Page and application data records:
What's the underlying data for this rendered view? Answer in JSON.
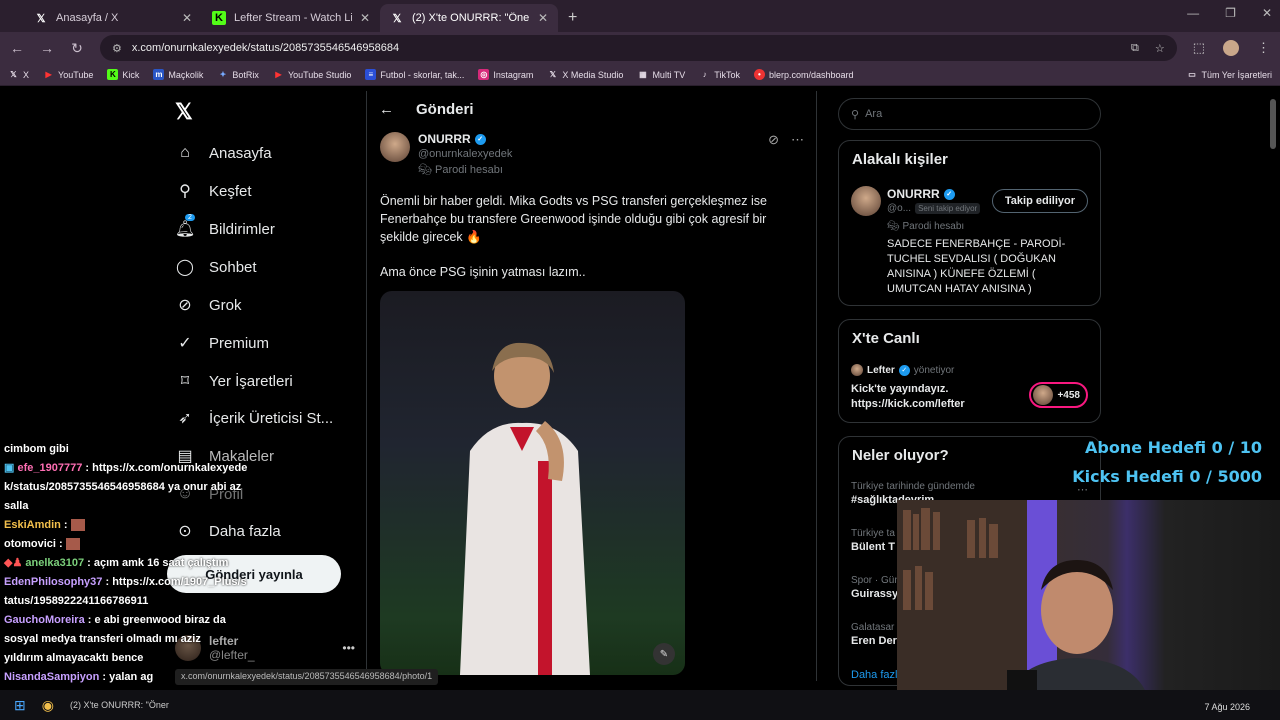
{
  "browser": {
    "tabs": [
      {
        "label": "Anasayfa / X",
        "icon": "x-logo-icon",
        "active": false
      },
      {
        "label": "Lefter Stream - Watch Live on K",
        "icon": "kick-logo-icon",
        "active": false
      },
      {
        "label": "(2) X'te ONURRR: \"Önemli bir ha",
        "icon": "x-logo-icon",
        "active": true
      }
    ],
    "url": "x.com/onurnkalexyedek/status/2085735546546958684",
    "bookmarks": [
      "X",
      "YouTube",
      "Kick",
      "Maçkolik",
      "BotRix",
      "YouTube Studio",
      "Futbol - skorlar, tak...",
      "Instagram",
      "X Media Studio",
      "Multi TV",
      "TikTok",
      "blerp.com/dashboard"
    ],
    "bookmarks_folder": "Tüm Yer İşaretleri"
  },
  "nav": {
    "items": [
      {
        "label": "Anasayfa",
        "icon": "home-icon"
      },
      {
        "label": "Keşfet",
        "icon": "search-icon"
      },
      {
        "label": "Bildirimler",
        "icon": "bell-icon",
        "badge": "2"
      },
      {
        "label": "Sohbet",
        "icon": "chat-icon"
      },
      {
        "label": "Grok",
        "icon": "grok-icon"
      },
      {
        "label": "Premium",
        "icon": "premium-icon"
      },
      {
        "label": "Yer İşaretleri",
        "icon": "bookmark-icon"
      },
      {
        "label": "İçerik Üreticisi St...",
        "icon": "rocket-icon"
      },
      {
        "label": "Makaleler",
        "icon": "article-icon"
      },
      {
        "label": "Profil",
        "icon": "profile-icon"
      },
      {
        "label": "Daha fazla",
        "icon": "more-circle-icon"
      }
    ],
    "post_button": "Gönderi yayınla",
    "account_name": "lefter",
    "account_handle": "@lefter_"
  },
  "post": {
    "header": "Gönderi",
    "author_name": "ONURRR",
    "author_handle": "@onurnkalexyedek",
    "parody": "Parodi hesabı",
    "text1": "Önemli bir haber geldi. Mika Godts vs PSG transferi gerçekleşmez ise Fenerbahçe bu transfere Greenwood işinde olduğu gibi çok agresif bir şekilde girecek 🔥",
    "text2": "Ama önce PSG işinin yatması lazım.."
  },
  "right": {
    "search_placeholder": "Ara",
    "related_title": "Alakalı kişiler",
    "related_name": "ONURRR",
    "related_handle": "@o...",
    "follows_you": "Seni takip ediyor",
    "following_btn": "Takip ediliyor",
    "related_parody": "Parodi hesabı",
    "related_bio": "SADECE FENERBAHÇE - PARODİ- TUCHEL SEVDALISI ( DOĞUKAN ANISINA ) KÜNEFE ÖZLEMİ ( UMUTCAN HATAY ANISINA )",
    "live_title": "X'te Canlı",
    "live_host": "Lefter",
    "live_host_role": "yönetiyor",
    "live_text": "Kick'te yayındayız. https://kick.com/lefter",
    "live_count": "+458",
    "trends_title": "Neler oluyor?",
    "trends": [
      {
        "meta": "Türkiye tarihinde gündemde",
        "name": "#sağlıktadevrim"
      },
      {
        "meta": "Türkiye ta",
        "name": "Bülent T"
      },
      {
        "meta": "Spor · Gün",
        "name": "Guirassy"
      },
      {
        "meta": "Galatasar",
        "name": "Eren Der"
      }
    ],
    "show_more": "Daha fazla"
  },
  "overlay": {
    "goal1": "Abone Hedefi 0 / 10",
    "goal2": "Kicks Hedefi 0 / 5000",
    "chat": [
      {
        "user": "",
        "msg": "cimbom gibi",
        "color": "#ffffff"
      },
      {
        "user": "efe_1907777",
        "msg": "https://x.com/onurnkalexyedek/status/2085735546546958684 ya onur abi az salla",
        "color": "#ff6fb4"
      },
      {
        "user": "EskiAmdin",
        "msg": "",
        "color": "#f3c04c"
      },
      {
        "user": "otomovici",
        "msg": "",
        "color": "#ffffff"
      },
      {
        "user": "anelka3107",
        "msg": "açım amk 16 saat çalıştım",
        "color": "#7cd07c"
      },
      {
        "user": "EdenPhilosophy37",
        "msg": "https://x.com/1907_Plus/status/1958922241166786911",
        "color": "#c7a0ff"
      },
      {
        "user": "GauchoMoreira",
        "msg": "e abi greenwood biraz da sosyal medya transferi olmadı mı aziz yıldırım almayacaktı bence",
        "color": "#c7a0ff"
      },
      {
        "user": "NisandaSampiyon",
        "msg": "yalan ag",
        "color": "#c7a0ff"
      }
    ]
  },
  "status_url": "x.com/onurnkalexyedek/status/2085735546546958684/photo/1",
  "taskbar": {
    "window": "(2) X'te ONURRR: \"Öner",
    "date": "7 Ağu 2026"
  }
}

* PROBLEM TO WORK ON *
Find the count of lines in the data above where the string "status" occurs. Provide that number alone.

* FINAL ANSWER *
4